The Buddha’s teachings are not only modern, but avant-garde. They are as applicable to my life in 2022 — one that is continually bombarded with phone notifications, interpersonal demands, seemingly endless Covid despairs, and new metaverse trends — as they were 2,500 years ago.
In the teaching of the Eight Worldly Dharmas, there are eight worldly concerns that make us weak: hoping to be praised and fearing to be criticized, hoping to gain and fearing to lose, hoping to be happy and fearing to be unhappy, and hoping to be famous and fearing to be ignored. Buddha tells us that whenever we fall into any one of these traps, suffering will ensue.

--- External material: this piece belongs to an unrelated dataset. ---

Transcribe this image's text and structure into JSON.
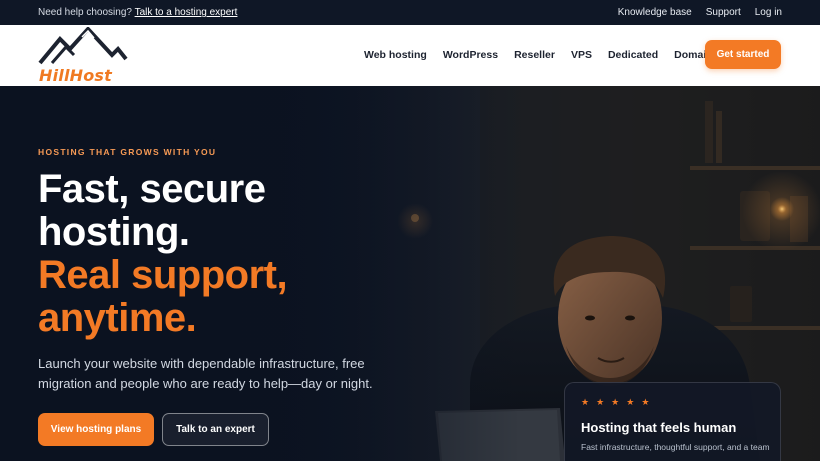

Buddhism is not interested in handing us a guidebook to help us feel worthy, validated, and live happily ever after. It goes one step further by pointing out a way for us to transcend even the concepts of worthiness, validation, and happiness from the root.
Before encountering Buddhism, I didn’t know that I had a mind. Even now I still often forget. Most of the time when a thought arises, instead of hitting the pause button to observe what is happening in my mind, I voluntarily let it yank me around from one moment to another. To take back the control of mind from this unceasing flow of distractions, Buddhism prescribes mindfulness.
In the last decade, mindfulness meditation has become not just a trendy buzzword, but has also evolved into a billion-dollar industry. The long list of benefits mindfulness offers is nothing but eye-dazzling: relieve stress, lower blood pressure, improve sleep, enhance mental health, and many more. While all these benefits are great, from the Buddhist perspective, they are only bonuses. One main reason why Buddhists practice meditation is to create a momentary gap so that we can short circuit the mindless, habitual reactions and see the reality as it is — fully without any prejudice or fabrication. The mechanism is nothing exotic or mystic. Most importantly, with practice, we can all do it.
For example, we may wake up one morning feeling cheerful, and ten minutes later, we accidentally pour too much milk in our morning coffee. Before the tinge of annoyance arises and plants the seed for full-blown anger, we simply note the rise of this annoyance. We don’t entangle with it, don’t judge it, and don’t suppress it. As the Zen teacher Shunryu Suzuki would say, “Leave your front door and your back door open. Allow your thoughts to come and go. Just don’t serve them tea.”
Through meditation, we learn to see that all thoughts and emotions are essentially projections of our mind, without labelling them good or bad. We realize that these projections don’t necessarily bind us; it’s the attachment to these projections that bind us. As we deepen our practice, our fixations are revealed and our obsessions undo themselves like a snake uncoiling. Eventually, we can go beyond all our references, judgments, and mind games. That is what Buddhism calls enlightenment — no halo, nothing woo-woo. We simply wake up from our delusions and see the truth as it is.
Though the concept of enlightenment may seem unfathomable, through practice we can all discover the enlightened state that has always been within us. Buddhism tells us that all sentient beings have this innate wisdom called buddhanature. We all have the potential to be a buddha. The only difference between us and the Buddha is just that we have not realized it yet.
Now, when I take my seat in front of the same Buddha statue I did ten years ago, I understand that the whole design of Buddhism was never meant to answer my question What is the purpose of life? Instead, Buddhism tackles an even bigger question, What is life?